- **TASK ITEM**: Copy whichever lines of the data hold the word "font".

- **Data records for software interfaces**:
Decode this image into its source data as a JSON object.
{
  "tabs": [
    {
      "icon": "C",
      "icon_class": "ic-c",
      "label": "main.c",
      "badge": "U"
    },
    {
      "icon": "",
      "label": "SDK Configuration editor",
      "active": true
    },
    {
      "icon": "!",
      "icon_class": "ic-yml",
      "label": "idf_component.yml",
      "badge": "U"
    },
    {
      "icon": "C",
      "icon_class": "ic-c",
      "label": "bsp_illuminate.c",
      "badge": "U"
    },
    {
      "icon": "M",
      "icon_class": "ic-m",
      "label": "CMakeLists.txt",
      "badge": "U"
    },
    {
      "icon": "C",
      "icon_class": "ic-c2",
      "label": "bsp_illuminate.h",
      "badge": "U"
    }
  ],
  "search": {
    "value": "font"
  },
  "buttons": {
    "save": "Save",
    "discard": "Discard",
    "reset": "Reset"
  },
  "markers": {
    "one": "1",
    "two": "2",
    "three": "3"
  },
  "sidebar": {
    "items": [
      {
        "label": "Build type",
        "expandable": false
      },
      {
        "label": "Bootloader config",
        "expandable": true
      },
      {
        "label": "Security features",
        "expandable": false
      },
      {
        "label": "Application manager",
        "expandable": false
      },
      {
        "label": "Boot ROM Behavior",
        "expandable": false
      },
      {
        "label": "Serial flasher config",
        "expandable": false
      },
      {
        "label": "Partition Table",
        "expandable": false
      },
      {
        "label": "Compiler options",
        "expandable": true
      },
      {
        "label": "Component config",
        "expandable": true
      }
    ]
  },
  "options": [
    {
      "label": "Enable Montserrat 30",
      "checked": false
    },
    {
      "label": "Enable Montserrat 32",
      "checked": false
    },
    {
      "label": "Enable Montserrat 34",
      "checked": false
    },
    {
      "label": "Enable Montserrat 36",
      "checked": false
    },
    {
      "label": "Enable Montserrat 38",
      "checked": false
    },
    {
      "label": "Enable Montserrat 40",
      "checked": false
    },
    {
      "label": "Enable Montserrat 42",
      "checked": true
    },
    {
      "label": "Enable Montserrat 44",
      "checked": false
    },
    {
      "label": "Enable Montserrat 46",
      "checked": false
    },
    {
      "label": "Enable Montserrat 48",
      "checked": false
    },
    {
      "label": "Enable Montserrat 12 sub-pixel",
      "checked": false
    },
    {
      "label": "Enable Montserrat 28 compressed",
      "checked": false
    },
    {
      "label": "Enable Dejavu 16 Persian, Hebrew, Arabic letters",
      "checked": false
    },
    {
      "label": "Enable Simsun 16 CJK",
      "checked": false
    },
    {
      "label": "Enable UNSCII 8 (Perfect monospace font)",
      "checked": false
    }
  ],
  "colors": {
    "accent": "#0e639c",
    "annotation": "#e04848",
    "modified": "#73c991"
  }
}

- **ANSWER FOR THIS EXERCISE**:
    "value": "font"
      "label": "Enable UNSCII 8 (Perfect monospace font)",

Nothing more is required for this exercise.